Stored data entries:

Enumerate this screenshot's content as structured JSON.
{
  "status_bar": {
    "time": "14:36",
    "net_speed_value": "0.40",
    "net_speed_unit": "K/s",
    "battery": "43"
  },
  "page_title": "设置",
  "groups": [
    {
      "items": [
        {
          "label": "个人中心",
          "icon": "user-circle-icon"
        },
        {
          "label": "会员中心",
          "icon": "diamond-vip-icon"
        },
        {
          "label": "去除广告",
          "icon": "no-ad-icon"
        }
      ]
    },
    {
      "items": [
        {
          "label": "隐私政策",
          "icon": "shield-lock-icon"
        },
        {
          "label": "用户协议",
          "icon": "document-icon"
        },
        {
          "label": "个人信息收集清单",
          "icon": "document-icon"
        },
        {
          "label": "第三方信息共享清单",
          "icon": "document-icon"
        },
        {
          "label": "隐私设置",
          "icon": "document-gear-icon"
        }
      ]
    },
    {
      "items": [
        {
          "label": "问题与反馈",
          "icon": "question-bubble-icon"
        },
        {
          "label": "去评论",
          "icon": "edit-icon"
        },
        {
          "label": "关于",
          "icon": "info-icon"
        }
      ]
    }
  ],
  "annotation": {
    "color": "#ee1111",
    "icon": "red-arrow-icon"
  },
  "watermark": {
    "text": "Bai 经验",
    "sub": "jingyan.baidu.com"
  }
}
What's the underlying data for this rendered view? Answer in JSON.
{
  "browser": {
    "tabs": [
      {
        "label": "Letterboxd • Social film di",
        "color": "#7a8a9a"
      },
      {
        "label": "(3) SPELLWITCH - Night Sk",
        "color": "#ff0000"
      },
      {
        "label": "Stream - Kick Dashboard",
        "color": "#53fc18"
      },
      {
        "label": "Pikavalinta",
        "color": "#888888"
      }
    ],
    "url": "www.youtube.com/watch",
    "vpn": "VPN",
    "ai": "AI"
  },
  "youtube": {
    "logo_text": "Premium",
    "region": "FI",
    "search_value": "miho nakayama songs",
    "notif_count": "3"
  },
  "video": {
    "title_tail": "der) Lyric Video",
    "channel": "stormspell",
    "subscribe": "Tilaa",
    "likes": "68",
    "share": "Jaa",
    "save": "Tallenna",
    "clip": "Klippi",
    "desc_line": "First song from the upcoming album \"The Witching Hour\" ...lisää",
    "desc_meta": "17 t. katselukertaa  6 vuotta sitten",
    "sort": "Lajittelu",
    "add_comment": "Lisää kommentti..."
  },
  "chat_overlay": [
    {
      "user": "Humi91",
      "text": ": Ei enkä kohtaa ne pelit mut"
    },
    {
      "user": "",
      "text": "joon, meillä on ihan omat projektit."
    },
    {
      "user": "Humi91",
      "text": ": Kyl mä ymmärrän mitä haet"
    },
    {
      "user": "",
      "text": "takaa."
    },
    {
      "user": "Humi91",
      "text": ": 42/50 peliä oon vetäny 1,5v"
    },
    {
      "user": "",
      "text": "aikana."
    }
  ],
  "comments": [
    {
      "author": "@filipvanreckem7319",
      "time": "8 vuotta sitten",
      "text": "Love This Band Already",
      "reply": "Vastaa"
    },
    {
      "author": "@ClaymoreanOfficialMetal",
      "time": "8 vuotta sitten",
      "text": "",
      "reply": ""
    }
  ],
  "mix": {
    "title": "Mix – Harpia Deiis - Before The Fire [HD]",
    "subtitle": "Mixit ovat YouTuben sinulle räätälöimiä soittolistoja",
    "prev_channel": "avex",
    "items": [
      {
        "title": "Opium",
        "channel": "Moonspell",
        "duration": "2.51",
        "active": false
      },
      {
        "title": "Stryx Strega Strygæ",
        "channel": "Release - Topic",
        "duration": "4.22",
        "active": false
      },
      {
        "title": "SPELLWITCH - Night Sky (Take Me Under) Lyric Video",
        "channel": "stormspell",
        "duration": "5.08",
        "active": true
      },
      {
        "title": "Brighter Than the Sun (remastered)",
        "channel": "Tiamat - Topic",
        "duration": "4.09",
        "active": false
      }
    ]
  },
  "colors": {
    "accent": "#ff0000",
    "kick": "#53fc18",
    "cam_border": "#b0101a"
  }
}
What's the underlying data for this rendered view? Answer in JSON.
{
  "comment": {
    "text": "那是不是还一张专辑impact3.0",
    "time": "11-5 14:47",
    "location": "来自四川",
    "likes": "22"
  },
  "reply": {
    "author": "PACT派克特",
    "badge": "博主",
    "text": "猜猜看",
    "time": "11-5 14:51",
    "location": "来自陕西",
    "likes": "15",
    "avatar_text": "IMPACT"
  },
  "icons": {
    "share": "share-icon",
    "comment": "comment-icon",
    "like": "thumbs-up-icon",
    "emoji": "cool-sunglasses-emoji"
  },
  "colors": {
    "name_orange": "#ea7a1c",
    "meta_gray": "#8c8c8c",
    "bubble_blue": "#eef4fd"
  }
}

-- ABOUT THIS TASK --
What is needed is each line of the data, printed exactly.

-- ANSWER AREA --
Enumerate this screenshot's content as structured JSON.
{
  "status_bar": {
    "time": "14:36",
    "net_speed_value": "0.40",
    "net_speed_unit": "K/s",
    "battery": "43"
  },
  "page_title": "设置",
  "groups": [
    {
      "items": [
        {
          "label": "个人中心",
          "icon": "user-circle-icon"
        },
        {
          "label": "会员中心",
          "icon": "diamond-vip-icon"
        },
        {
          "label": "去除广告",
          "icon": "no-ad-icon"
        }
      ]
    },
    {
      "items": [
        {
          "label": "隐私政策",
          "icon": "shield-lock-icon"
        },
        {
          "label": "用户协议",
          "icon": "document-icon"
        },
        {
          "label": "个人信息收集清单",
          "icon": "document-icon"
        },
        {
          "label": "第三方信息共享清单",
          "icon": "document-icon"
        },
        {
          "label": "隐私设置",
          "icon": "document-gear-icon"
        }
      ]
    },
    {
      "items": [
        {
          "label": "问题与反馈",
          "icon": "question-bubble-icon"
        },
        {
          "label": "去评论",
          "icon": "edit-icon"
        },
        {
          "label": "关于",
          "icon": "info-icon"
        }
      ]
    }
  ],
  "annotation": {
    "color": "#ee1111",
    "icon": "red-arrow-icon"
  },
  "watermark": {
    "text": "Bai 经验",
    "sub": "jingyan.baidu.com"
  }
}
What's the underlying data for this rendered view? Answer in JSON.
{
  "browser": {
    "tabs": [
      {
        "label": "Letterboxd • Social film di",
        "color": "#7a8a9a"
      },
      {
        "label": "(3) SPELLWITCH - Night Sk",
        "color": "#ff0000"
      },
      {
        "label": "Stream - Kick Dashboard",
        "color": "#53fc18"
      },
      {
        "label": "Pikavalinta",
        "color": "#888888"
      }
    ],
    "url": "www.youtube.com/watch",
    "vpn": "VPN",
    "ai": "AI"
  },
  "youtube": {
    "logo_text": "Premium",
    "region": "FI",
    "search_value": "miho nakayama songs",
    "notif_count": "3"
  },
  "video": {
    "title_tail": "der) Lyric Video",
    "channel": "stormspell",
    "subscribe": "Tilaa",
    "likes": "68",
    "share": "Jaa",
    "save": "Tallenna",
    "clip": "Klippi",
    "desc_line": "First song from the upcoming album \"The Witching Hour\" ...lisää",
    "desc_meta": "17 t. katselukertaa  6 vuotta sitten",
    "sort": "Lajittelu",
    "add_comment": "Lisää kommentti..."
  },
  "chat_overlay": [
    {
      "user": "Humi91",
      "text": ": Ei enkä kohtaa ne pelit mut"
    },
    {
      "user": "",
      "text": "joon, meillä on ihan omat projektit."
    },
    {
      "user": "Humi91",
      "text": ": Kyl mä ymmärrän mitä haet"
    },
    {
      "user": "",
      "text": "takaa."
    },
    {
      "user": "Humi91",
      "text": ": 42/50 peliä oon vetäny 1,5v"
    },
    {
      "user": "",
      "text": "aikana."
    }
  ],
  "comments": [
    {
      "author": "@filipvanreckem7319",
      "time": "8 vuotta sitten",
      "text": "Love This Band Already",
      "reply": "Vastaa"
    },
    {
      "author": "@ClaymoreanOfficialMetal",
      "time": "8 vuotta sitten",
      "text": "",
      "reply": ""
    }
  ],
  "mix": {
    "title": "Mix – Harpia Deiis - Before The Fire [HD]",
    "subtitle": "Mixit ovat YouTuben sinulle räätälöimiä soittolistoja",
    "prev_channel": "avex",
    "items": [
      {
        "title": "Opium",
        "channel": "Moonspell",
        "duration": "2.51",
        "active": false
      },
      {
        "title": "Stryx Strega Strygæ",
        "channel": "Release - Topic",
        "duration": "4.22",
        "active": false
      },
      {
        "title": "SPELLWITCH - Night Sky (Take Me Under) Lyric Video",
        "channel": "stormspell",
        "duration": "5.08",
        "active": true
      },
      {
        "title": "Brighter Than the Sun (remastered)",
        "channel": "Tiamat - Topic",
        "duration": "4.09",
        "active": false
      }
    ]
  },
  "colors": {
    "accent": "#ff0000",
    "kick": "#53fc18",
    "cam_border": "#b0101a"
  }
}
What's the underlying data for this rendered view? Answer in JSON.
{
  "comment": {
    "text": "那是不是还一张专辑impact3.0",
    "time": "11-5 14:47",
    "location": "来自四川",
    "likes": "22"
  },
  "reply": {
    "author": "PACT派克特",
    "badge": "博主",
    "text": "猜猜看",
    "time": "11-5 14:51",
    "location": "来自陕西",
    "likes": "15",
    "avatar_text": "IMPACT"
  },
  "icons": {
    "share": "share-icon",
    "comment": "comment-icon",
    "like": "thumbs-up-icon",
    "emoji": "cool-sunglasses-emoji"
  },
  "colors": {
    "name_orange": "#ea7a1c",
    "meta_gray": "#8c8c8c",
    "bubble_blue": "#eef4fd"
  }
}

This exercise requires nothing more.